Letter grades have an important function in schools. In each subject, children receive grades as indicators of their progress and to identify areas that need improvement. Letter grades have become so ingrained in our culture that everyone understands "A" means excellent and "F" means failure.
But no child ever comes home from school simply labeled "A", "F" or anything in between. The letter grades indicate levels of progress in a range of subjects.
Which is one reason why the letter grades issued to schools this week are so intellectually dishonest. They simply slap a label on a school without explaining anything. School letter grades take advantage of a common understanding in order to create an impression that can be very misleading.
A second reason why this week's exercise is intellectually dishonest is that the school letter grades tell us nothing that we don't already know. Before Wednesday, schools were rated by a system of stars and labels. The new system assigns grades of “A” through “F” to schools and school districts. There is no other difference in the way that school data is collected or analyzed.
Governor Jindal and his political cohort simply repackaged what we already know about schools in the most negative light possible, then held a press conference to bang the drum for their own idea of reform just weeks before an election.
The news media took the bait, as this article, which occupied most of The Advocate's front page on Thursday, demonstrates.
The media frenzy validated the Louisiana Federation of Teachers' concern that "assigning a single letter grade to a school oversimplifies complex issues and trivializes the numerous factors that contribute to the performance of a school."
It should be no surprise, for example, that magnet schools with selective admissions policies earned an "A," and no one should be shocked that alternative schools which take in troubled children for short periods are labeled with an "F."

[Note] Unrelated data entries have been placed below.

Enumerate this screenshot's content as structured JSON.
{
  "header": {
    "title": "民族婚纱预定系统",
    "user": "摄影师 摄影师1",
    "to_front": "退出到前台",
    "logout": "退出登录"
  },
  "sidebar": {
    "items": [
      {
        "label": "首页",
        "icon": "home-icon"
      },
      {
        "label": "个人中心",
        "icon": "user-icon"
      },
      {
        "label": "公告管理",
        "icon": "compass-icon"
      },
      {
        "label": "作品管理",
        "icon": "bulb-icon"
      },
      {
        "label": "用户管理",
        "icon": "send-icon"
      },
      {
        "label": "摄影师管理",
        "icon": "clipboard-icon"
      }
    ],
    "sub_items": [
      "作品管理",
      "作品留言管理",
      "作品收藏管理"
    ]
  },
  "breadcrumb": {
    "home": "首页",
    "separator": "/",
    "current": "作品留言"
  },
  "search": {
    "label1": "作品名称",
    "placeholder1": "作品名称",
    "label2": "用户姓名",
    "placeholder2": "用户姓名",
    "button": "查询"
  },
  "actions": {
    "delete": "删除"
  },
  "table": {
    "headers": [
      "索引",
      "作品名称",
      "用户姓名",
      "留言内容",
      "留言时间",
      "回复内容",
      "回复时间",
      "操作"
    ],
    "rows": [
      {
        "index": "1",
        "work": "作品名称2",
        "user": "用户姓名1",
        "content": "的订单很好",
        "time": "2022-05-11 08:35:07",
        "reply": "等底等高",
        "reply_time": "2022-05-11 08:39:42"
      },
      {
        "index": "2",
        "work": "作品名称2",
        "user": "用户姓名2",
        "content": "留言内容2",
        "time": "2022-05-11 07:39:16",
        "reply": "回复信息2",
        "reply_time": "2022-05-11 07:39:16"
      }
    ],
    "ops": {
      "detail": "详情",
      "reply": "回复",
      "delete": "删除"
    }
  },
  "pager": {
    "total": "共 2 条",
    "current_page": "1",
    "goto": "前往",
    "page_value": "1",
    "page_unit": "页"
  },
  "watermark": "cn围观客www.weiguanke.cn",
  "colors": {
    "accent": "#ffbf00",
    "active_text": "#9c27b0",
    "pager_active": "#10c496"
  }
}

What is lost in the hoopla over the new labels is the fact that most schools are improving, and that teachers are going to extraordinary lengths to help their students succeed.
These gains are underway even though resources for public education have shrunk dramatically. The main funding source for schools, the Minimum Foundation Program, has been frozen for three years, even as costs to local school boards skyrocketed.
Over $76 million for after school tutorial programs, classroom technology, reading and math initiatives and stipends for nationally certified teachers - the very programs that help students succeed - was cut by Governor Jindal.
The governor called Wednesday's press conference and touted these questionable labels to further his campaign on behalf of his hand-picked candidates for the legislature and Board of Elementary and Secondary Education. Their agenda is clear. They want to abolish teacher tenure, turn more schools over to private operators and seize authority over schools from locally elected school boards.
If the governor and his allies are really concerned with improving education, they will fully fund the Minimum Foundation Program and restore the programs that work to achieve student success.